Data for the task.
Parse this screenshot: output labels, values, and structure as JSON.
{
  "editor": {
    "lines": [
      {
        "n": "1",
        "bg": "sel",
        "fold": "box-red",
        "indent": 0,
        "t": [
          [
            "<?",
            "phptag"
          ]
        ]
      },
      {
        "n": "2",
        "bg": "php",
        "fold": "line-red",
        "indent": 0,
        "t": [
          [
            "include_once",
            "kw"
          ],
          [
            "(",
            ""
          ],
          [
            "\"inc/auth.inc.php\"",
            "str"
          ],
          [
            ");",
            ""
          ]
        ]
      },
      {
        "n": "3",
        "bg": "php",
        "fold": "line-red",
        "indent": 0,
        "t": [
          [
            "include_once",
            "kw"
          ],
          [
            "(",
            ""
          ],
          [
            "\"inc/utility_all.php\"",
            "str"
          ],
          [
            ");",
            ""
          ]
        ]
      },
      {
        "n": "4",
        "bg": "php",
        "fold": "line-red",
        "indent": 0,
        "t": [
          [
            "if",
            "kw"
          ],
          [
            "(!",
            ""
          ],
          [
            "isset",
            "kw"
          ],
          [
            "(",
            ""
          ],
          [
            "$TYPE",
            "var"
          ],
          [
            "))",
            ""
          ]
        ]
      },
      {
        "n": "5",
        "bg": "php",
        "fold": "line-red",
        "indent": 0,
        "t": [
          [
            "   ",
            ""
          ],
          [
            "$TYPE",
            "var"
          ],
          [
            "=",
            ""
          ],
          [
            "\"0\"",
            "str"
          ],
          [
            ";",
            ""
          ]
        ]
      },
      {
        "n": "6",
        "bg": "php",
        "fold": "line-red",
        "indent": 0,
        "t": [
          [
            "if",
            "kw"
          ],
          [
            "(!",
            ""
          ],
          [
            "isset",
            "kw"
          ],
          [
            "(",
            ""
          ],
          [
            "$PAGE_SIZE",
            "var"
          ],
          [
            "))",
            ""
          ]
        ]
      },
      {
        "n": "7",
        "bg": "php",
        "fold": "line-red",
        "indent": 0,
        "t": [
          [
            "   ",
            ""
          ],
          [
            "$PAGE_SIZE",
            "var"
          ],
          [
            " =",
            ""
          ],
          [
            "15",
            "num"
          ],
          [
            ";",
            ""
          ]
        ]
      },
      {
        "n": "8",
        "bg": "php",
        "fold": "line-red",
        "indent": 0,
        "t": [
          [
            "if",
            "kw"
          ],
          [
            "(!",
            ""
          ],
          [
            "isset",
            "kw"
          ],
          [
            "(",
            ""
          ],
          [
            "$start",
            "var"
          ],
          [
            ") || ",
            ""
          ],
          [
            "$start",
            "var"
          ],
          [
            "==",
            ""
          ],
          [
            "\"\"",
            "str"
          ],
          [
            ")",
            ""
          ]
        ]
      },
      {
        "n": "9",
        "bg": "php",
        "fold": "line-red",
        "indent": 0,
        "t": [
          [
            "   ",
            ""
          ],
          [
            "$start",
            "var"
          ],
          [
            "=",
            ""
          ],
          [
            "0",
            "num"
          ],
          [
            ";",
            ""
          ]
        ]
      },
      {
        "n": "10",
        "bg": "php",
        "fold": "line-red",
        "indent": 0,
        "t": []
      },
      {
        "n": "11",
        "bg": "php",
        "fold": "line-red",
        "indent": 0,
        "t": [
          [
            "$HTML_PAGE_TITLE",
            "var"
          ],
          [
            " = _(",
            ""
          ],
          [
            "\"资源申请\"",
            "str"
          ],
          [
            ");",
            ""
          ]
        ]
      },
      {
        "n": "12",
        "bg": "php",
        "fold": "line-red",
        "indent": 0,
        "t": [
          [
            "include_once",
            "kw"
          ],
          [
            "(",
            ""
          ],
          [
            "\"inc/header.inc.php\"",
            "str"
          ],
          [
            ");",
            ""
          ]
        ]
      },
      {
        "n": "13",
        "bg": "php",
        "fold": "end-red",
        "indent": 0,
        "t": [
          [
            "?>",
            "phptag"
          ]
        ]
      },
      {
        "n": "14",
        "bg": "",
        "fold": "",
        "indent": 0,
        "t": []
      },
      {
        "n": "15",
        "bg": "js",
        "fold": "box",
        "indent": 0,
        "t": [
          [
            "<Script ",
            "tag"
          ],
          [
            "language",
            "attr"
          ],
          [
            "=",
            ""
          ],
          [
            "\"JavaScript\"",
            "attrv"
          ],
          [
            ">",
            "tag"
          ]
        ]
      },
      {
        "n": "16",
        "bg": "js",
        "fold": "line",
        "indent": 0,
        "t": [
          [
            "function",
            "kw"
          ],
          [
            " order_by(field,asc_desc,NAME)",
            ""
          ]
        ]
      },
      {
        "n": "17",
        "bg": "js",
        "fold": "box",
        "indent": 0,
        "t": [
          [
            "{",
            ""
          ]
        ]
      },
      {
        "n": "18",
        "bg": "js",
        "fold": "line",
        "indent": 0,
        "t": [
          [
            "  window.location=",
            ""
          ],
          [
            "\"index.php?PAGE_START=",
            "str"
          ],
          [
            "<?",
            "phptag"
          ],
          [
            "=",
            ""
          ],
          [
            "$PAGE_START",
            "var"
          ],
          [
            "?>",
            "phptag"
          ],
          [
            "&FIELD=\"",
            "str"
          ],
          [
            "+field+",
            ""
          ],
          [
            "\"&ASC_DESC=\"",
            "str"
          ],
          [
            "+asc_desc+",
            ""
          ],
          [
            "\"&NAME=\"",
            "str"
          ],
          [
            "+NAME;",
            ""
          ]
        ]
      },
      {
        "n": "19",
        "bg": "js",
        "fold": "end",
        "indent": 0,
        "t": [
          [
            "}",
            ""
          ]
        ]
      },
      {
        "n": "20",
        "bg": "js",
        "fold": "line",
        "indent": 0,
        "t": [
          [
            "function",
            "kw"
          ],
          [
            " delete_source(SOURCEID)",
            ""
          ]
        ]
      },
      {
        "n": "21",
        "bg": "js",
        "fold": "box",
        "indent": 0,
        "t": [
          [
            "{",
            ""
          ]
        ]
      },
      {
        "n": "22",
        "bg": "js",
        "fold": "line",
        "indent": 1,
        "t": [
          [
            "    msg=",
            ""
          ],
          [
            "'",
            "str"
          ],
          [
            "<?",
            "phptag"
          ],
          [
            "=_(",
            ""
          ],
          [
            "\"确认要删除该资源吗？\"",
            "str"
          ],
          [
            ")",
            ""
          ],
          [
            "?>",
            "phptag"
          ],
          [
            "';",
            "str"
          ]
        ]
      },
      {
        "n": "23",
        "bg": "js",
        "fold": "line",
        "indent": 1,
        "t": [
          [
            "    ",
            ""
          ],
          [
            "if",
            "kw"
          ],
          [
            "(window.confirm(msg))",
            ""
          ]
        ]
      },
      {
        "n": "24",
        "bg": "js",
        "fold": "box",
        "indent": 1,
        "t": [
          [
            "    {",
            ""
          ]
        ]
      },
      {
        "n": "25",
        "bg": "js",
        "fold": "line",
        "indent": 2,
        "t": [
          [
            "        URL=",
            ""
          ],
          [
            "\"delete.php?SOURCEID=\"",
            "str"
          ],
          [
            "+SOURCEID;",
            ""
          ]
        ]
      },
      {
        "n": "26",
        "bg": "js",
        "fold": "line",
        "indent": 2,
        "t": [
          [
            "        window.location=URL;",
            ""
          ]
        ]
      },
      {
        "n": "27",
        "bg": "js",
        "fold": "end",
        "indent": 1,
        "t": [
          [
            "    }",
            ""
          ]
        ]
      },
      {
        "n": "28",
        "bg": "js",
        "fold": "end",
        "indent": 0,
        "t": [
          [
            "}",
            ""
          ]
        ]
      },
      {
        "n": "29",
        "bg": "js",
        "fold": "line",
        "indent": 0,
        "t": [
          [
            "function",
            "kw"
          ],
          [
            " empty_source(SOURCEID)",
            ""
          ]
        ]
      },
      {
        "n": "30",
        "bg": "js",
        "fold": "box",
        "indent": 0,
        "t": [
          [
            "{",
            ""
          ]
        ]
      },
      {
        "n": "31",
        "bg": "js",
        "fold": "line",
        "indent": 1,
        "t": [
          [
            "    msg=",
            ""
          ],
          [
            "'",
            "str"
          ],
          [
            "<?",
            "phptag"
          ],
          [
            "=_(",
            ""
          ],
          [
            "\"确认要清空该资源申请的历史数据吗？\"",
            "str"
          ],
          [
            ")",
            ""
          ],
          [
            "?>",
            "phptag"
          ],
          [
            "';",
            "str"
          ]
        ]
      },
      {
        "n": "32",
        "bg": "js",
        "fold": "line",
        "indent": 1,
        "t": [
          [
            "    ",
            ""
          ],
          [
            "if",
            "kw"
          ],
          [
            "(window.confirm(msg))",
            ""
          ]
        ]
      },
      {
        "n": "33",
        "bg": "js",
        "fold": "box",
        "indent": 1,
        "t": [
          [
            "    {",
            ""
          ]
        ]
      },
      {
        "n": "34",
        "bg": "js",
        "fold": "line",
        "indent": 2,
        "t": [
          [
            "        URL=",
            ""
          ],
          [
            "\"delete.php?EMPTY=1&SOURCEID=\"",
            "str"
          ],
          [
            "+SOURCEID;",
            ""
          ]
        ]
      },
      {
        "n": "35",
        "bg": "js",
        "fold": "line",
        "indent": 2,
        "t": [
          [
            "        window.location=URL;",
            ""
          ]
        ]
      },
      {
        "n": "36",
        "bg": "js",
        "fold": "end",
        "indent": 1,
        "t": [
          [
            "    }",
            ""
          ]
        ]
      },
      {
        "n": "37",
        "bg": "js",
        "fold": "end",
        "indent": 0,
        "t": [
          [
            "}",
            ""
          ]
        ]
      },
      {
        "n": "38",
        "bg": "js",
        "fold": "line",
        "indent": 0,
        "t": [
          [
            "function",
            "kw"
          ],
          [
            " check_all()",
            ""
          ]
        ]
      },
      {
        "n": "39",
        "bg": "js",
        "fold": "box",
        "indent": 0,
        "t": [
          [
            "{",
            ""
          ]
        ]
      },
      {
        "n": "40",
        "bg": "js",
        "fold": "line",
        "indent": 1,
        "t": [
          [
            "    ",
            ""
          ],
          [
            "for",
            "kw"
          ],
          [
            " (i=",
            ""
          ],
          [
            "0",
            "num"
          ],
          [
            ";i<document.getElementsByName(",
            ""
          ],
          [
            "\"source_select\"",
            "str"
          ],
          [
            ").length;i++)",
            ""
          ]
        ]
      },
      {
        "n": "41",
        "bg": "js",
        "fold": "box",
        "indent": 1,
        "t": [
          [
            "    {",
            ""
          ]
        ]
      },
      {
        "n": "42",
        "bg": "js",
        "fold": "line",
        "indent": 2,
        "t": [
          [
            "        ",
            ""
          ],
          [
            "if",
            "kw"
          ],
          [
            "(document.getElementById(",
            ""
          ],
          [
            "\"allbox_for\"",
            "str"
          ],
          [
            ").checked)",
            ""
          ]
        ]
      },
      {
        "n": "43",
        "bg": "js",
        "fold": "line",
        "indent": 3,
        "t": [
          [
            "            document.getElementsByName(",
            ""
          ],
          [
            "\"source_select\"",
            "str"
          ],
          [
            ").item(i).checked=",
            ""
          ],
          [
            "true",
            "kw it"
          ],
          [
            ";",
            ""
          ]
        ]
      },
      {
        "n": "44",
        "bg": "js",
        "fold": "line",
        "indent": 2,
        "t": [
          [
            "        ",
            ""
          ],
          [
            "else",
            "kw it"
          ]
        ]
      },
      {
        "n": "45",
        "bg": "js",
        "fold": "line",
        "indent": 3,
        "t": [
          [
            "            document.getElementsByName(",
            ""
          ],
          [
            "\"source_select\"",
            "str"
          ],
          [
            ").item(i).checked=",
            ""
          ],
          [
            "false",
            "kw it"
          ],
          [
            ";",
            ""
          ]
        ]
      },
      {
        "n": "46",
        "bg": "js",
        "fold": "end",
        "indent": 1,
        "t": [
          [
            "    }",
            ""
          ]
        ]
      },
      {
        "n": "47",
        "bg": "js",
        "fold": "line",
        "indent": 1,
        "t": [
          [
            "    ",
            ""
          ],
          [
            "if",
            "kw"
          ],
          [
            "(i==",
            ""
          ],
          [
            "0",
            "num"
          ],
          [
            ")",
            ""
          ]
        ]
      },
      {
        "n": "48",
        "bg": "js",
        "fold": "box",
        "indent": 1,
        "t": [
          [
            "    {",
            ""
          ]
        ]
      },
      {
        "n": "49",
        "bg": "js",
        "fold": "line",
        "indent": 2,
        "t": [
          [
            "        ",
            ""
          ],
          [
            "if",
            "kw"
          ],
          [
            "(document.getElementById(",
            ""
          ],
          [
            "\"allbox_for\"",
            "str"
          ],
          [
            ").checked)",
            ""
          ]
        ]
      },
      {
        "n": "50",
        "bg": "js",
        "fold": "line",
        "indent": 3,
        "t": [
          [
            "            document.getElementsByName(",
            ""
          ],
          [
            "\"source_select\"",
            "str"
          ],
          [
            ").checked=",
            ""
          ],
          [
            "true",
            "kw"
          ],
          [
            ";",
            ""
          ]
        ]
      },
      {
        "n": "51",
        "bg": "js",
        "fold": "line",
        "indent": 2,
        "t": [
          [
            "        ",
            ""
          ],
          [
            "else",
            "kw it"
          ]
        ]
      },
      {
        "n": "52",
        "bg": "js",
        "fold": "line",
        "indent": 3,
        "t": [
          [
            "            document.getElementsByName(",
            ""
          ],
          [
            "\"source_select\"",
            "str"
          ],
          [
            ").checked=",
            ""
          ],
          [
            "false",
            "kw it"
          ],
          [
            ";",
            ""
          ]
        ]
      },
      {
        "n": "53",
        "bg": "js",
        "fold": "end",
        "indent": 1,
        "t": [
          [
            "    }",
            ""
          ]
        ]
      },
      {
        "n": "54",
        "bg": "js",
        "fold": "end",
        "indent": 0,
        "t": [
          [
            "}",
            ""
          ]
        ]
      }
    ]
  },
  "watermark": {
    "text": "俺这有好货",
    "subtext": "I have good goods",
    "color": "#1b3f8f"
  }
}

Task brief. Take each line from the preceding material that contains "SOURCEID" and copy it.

Task result.
            " delete_source(SOURCEID)",
            "\"delete.php?SOURCEID=\"",
            "+SOURCEID;",
            " empty_source(SOURCEID)",
            "\"delete.php?EMPTY=1&SOURCEID=\"",
            "+SOURCEID;",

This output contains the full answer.